      Artificial neural networks work in similar fashion. They gather information...

      (pp. 196-215)

      Cluster analysis is designed to address a very common situation in research. You may think that cases in your data—cities, students, children, or labor unions—do not represent a simple random smattering of individual observations, but are better described asgroupsof observations. What we want to do is to separate our cases into categories orclustersof cases—to do what is in some sense the simplest, most natural kind of social modeling, the kind everyone does constantly on an ad hoc basis in regular social life. But we want to do it with more precision, theoretical sophistication,...

      (pp. 216-226)

      First prominently used in the social sciences by Lazarsfeld and Henry (1968), latent class analysis (LCA) is another statistical technique in the broader family of latent variable models which includes principal component analysis, factor analysis, and clustering. It can be thought of as a model in which only one latent variable is estimated, and in which this latent variable has a categorical distribution. This assumption about the number and distribution of latent variables sets it apart from principal component analysis, which presumes that there are multiple latent variables and that these have a normal distribution. LCA is in some ways...

      (pp. 227-234)

      Assocation rule mining is one of the most widely used data mining techniques. In its classical form, as first developed by Agrawal, Imieliński, and Swami (1993), it was used to examine market-basket data in commercial settings. This practical application was designed to be of use to retailers who may be interested in patterns of purchasing engaged in by customers. Stores have a given set of items for sale at a point in time, and customers purchase sets of these items when they come to the store. A retailer may wish to know what else customers tend to buy when they...

  6. CONCLUSION Where Next?
    (pp. 235-238)

    It is over half a century since computerization started spreading through society, and by now its impacts are evident in many aspects of our lives. When businesses began installing computers in the 1960s and 1970s, they had very limited and practical goals in mind: automating various kinds of transactional records, reducing the costs of preparing bills and invoices, helping with accounts and balance sheets. Few realized that an important by-product would be a flood of business data that enabled managers to access the details of sales or cash flow at that very moment, instead of waiting for accounts to be...

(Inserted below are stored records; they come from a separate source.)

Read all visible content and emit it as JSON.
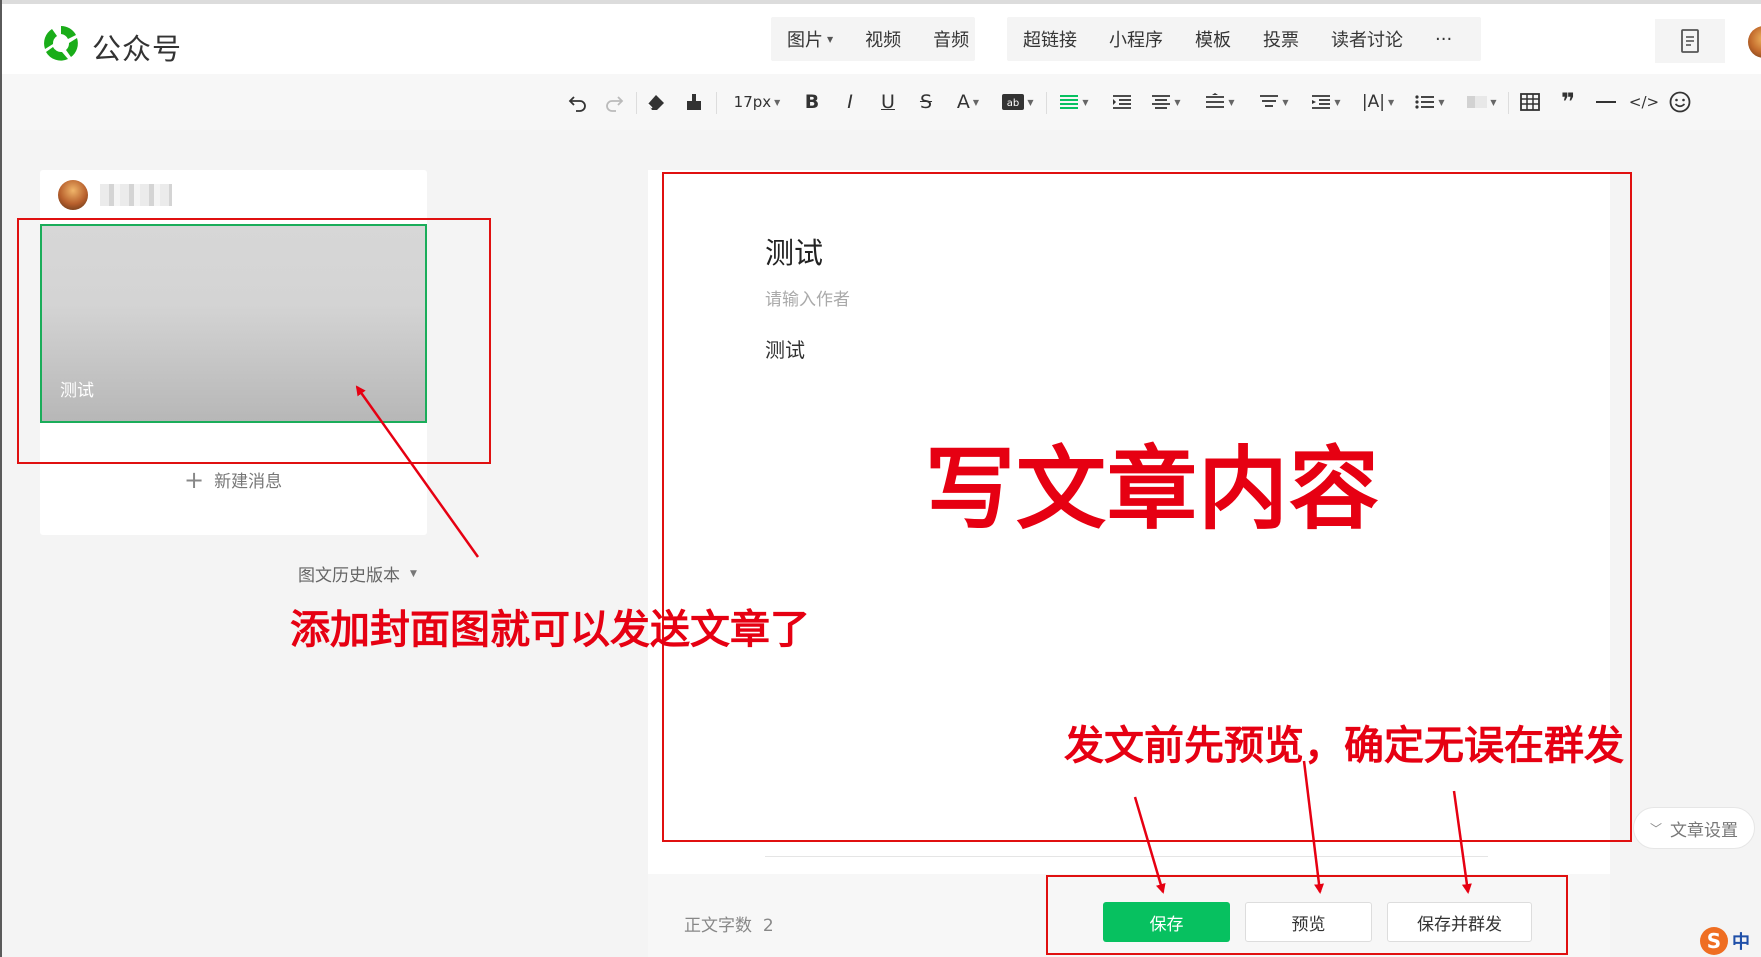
{
  "header": {
    "brand": "公众号",
    "tab_group_1": [
      {
        "label": "图片",
        "dropdown": true
      },
      {
        "label": "视频",
        "dropdown": false
      },
      {
        "label": "音频",
        "dropdown": false
      }
    ],
    "tab_group_2": [
      {
        "label": "超链接"
      },
      {
        "label": "小程序"
      },
      {
        "label": "模板"
      },
      {
        "label": "投票"
      },
      {
        "label": "读者讨论"
      },
      {
        "label": "···"
      }
    ]
  },
  "toolbar": {
    "font_size": "17px"
  },
  "sidebar": {
    "cover_title": "测试",
    "new_message": "新建消息",
    "history": "图文历史版本"
  },
  "article": {
    "title": "测试",
    "author_placeholder": "请输入作者",
    "body": "测试",
    "word_count_label": "正文字数",
    "word_count": "2"
  },
  "actions": {
    "save": "保存",
    "preview": "预览",
    "save_publish": "保存并群发",
    "settings": "文章设置"
  },
  "ime": {
    "label": "中"
  },
  "annotations": {
    "main": "写文章内容",
    "cover_hint": "添加封面图就可以发送文章了",
    "publish_hint": "发文前先预览，确定无误在群发"
  },
  "colors": {
    "accent": "#07c160",
    "annotation": "#e60012"
  }
}
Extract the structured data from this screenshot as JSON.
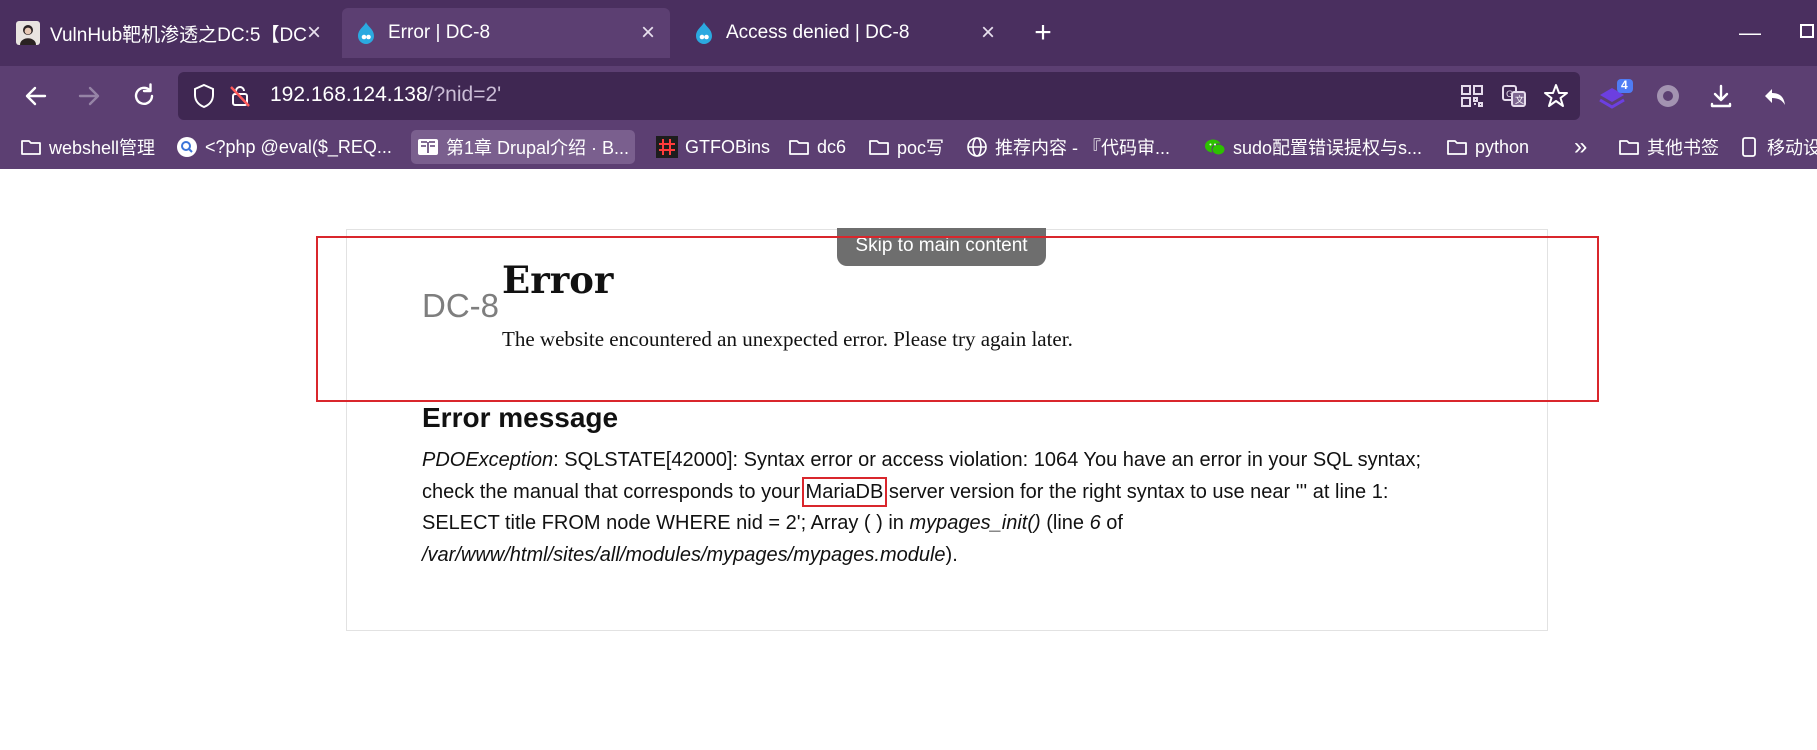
{
  "browser": {
    "tabs": [
      {
        "title": "VulnHub靶机渗透之DC:5【DC"
      },
      {
        "title": "Error | DC-8"
      },
      {
        "title": "Access denied | DC-8"
      }
    ],
    "address": {
      "host": "192.168.124.138",
      "path": "/?nid=2'"
    },
    "extension_badge": "4",
    "bookmarks": [
      "webshell管理",
      "<?php @eval($_REQ...",
      "第1章 Drupal介绍 · B...",
      "GTFOBins",
      "dc6",
      "poc写",
      "推荐内容 - 『代码审...",
      "sudo配置错误提权与s...",
      "python",
      "其他书签",
      "移动设备"
    ],
    "more_bookmarks": "»",
    "icons": {
      "back": "back-arrow-icon",
      "forward": "forward-arrow-icon",
      "reload": "reload-icon",
      "security": "shield-icon",
      "insecure": "not-secure-icon",
      "qr": "qr-code-icon",
      "translate": "translate-icon",
      "bookmark": "star-icon",
      "download": "download-icon",
      "share": "share-arrow-icon",
      "new_tab": "plus-icon",
      "folder": "folder-icon"
    }
  },
  "page": {
    "skip_link": "Skip to main content",
    "site_name": "DC-8",
    "error_title": "Error",
    "error_description": "The website encountered an unexpected error. Please try again later.",
    "message_heading": "Error message",
    "message": {
      "exception": "PDOException",
      "part1": ": SQLSTATE[42000]: Syntax error or access violation: 1064 You have an error in your SQL syntax; check the manual that corresponds to your ",
      "highlight": "MariaDB",
      "part2": " server version for the right syntax to use near ''' at line 1: SELECT title FROM node WHERE nid = 2'; Array ( ) in ",
      "function": "mypages_init()",
      "line_prefix": " (line ",
      "line": "6",
      "of": " of ",
      "path": "/var/www/html/sites/all/modules/mypages/mypages.module",
      "end": ")."
    }
  },
  "colors": {
    "tabstrip": "#4a2f5f",
    "toolbar": "#5c3f72",
    "omnibox": "#3f2752",
    "annotation_red": "#d9262c",
    "skip_link_bg": "#6e6e6e"
  }
}
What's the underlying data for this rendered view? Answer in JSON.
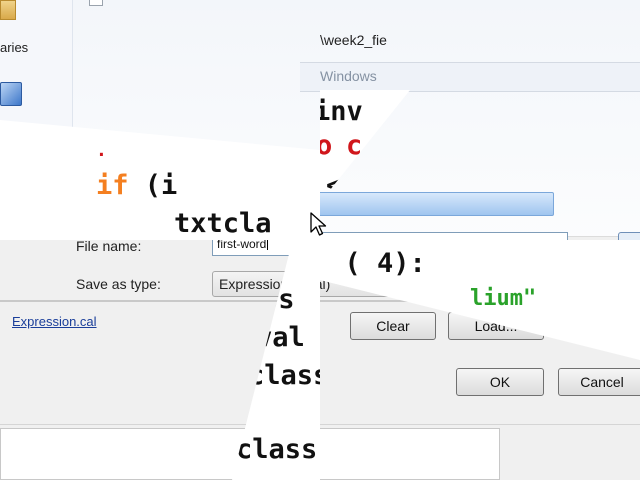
{
  "explorer": {
    "sidebar_label": "aries",
    "path_fragment": "\\week2_fie",
    "breadcrumb": "Windows",
    "filename_label": "File name:",
    "filename_value": "first-word",
    "type_label": "Save as type:",
    "type_value": "Expressions (.cal)"
  },
  "expression_dialog": {
    "link": "Expression.cal",
    "buttons": {
      "clear": "Clear",
      "load": "Load...",
      "ok": "OK",
      "cancel": "Cancel"
    }
  },
  "code": {
    "line1": "inv",
    "line2_kw": "if",
    "line2_rest": " (i",
    "line2_sym": "<",
    "line3": "txtcla",
    "line4": "( 4):",
    "line5_str": "lium\"",
    "line6": "ss",
    "line7": "val",
    "line8": "class",
    "line9": "class",
    "red_mark1": "o",
    "red_mark2": "c"
  }
}
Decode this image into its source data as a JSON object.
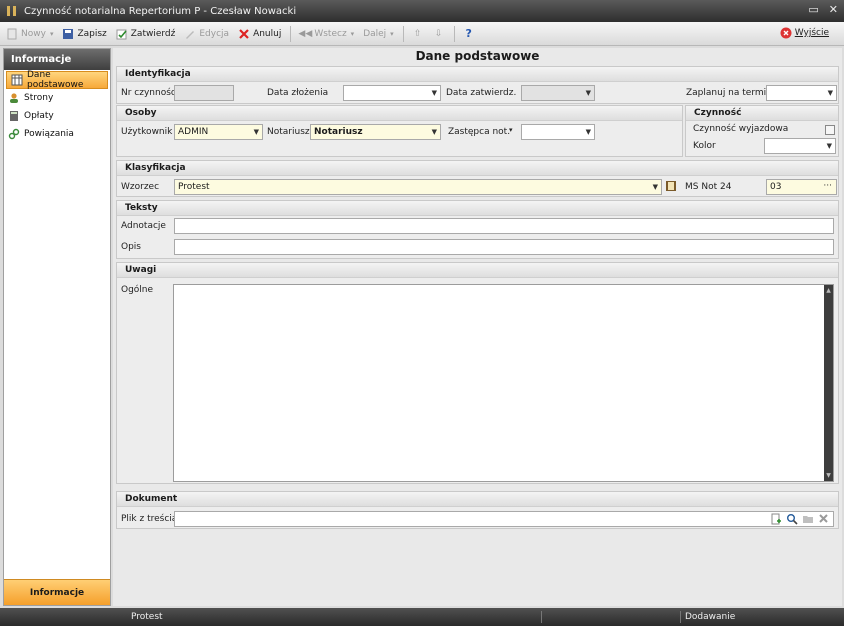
{
  "window": {
    "title": "Czynność notarialna Repertorium P - Czesław Nowacki",
    "min_glyph": "▭",
    "close_glyph": "✕"
  },
  "toolbar": {
    "new_label": "Nowy",
    "save_label": "Zapisz",
    "approve_label": "Zatwierdź",
    "edit_label": "Edycja",
    "cancel_label": "Anuluj",
    "back_label": "Wstecz",
    "next_label": "Dalej",
    "help_glyph": "?",
    "exit_label": "Wyjście"
  },
  "sidebar": {
    "header": "Informacje",
    "items": [
      {
        "label": "Dane podstawowe",
        "icon": "grid-icon"
      },
      {
        "label": "Strony",
        "icon": "person-icon"
      },
      {
        "label": "Opłaty",
        "icon": "calculator-icon"
      },
      {
        "label": "Powiązania",
        "icon": "link-icon"
      }
    ],
    "footer": "Informacje"
  },
  "main": {
    "title": "Dane podstawowe",
    "identyfikacja": {
      "header": "Identyfikacja",
      "nr_label": "Nr czynności",
      "nr_value": "",
      "data_zlozenia_label": "Data złożenia",
      "data_zatwierdz_label": "Data zatwierdz.",
      "zaplanuj_label": "Zaplanuj na termin"
    },
    "osoby": {
      "header": "Osoby",
      "uzytkownik_label": "Użytkownik",
      "uzytkownik_value": "ADMIN",
      "notariusz_label": "Notariusz",
      "notariusz_value": "Notariusz",
      "zastepca_label": "Zastępca not.",
      "zastepca_value": ""
    },
    "czynnosc": {
      "header": "Czynność",
      "wyjazdowa_label": "Czynność wyjazdowa",
      "kolor_label": "Kolor"
    },
    "klasyfikacja": {
      "header": "Klasyfikacja",
      "wzorzec_label": "Wzorzec",
      "wzorzec_value": "Protest",
      "ms_label": "MS Not 24",
      "ms_value": "03"
    },
    "teksty": {
      "header": "Teksty",
      "adnotacje_label": "Adnotacje",
      "opis_label": "Opis"
    },
    "uwagi": {
      "header": "Uwagi",
      "ogolne_label": "Ogólne"
    },
    "dokument": {
      "header": "Dokument",
      "plik_label": "Plik z treścią"
    }
  },
  "status": {
    "left": "Protest",
    "right": "Dodawanie"
  },
  "colors": {
    "accent": "#f7a93a",
    "titlebar": "#3a3a3a",
    "field_highlight": "#fdfbe0"
  }
}
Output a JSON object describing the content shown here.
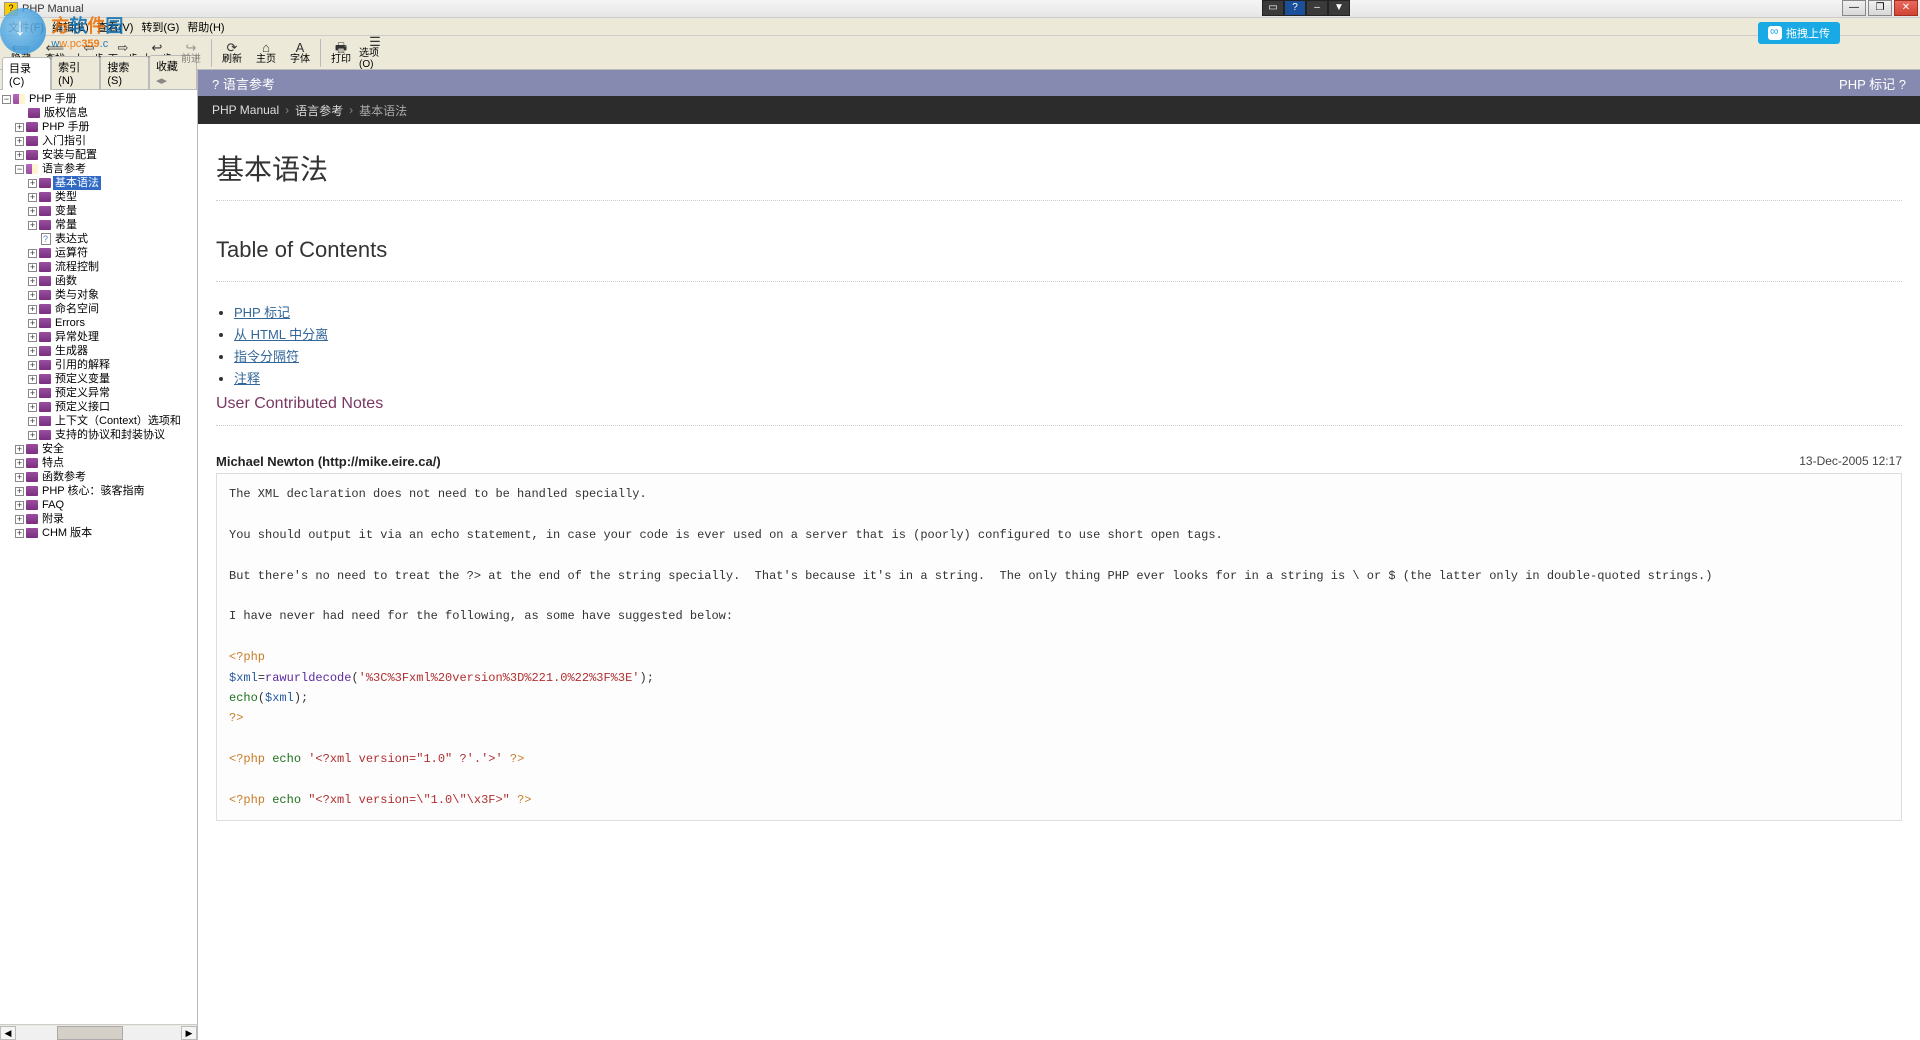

    (pp. 239-244)
  8. NOTES
    (pp. 245-246)
  9. INDEX
    (pp. 247-252)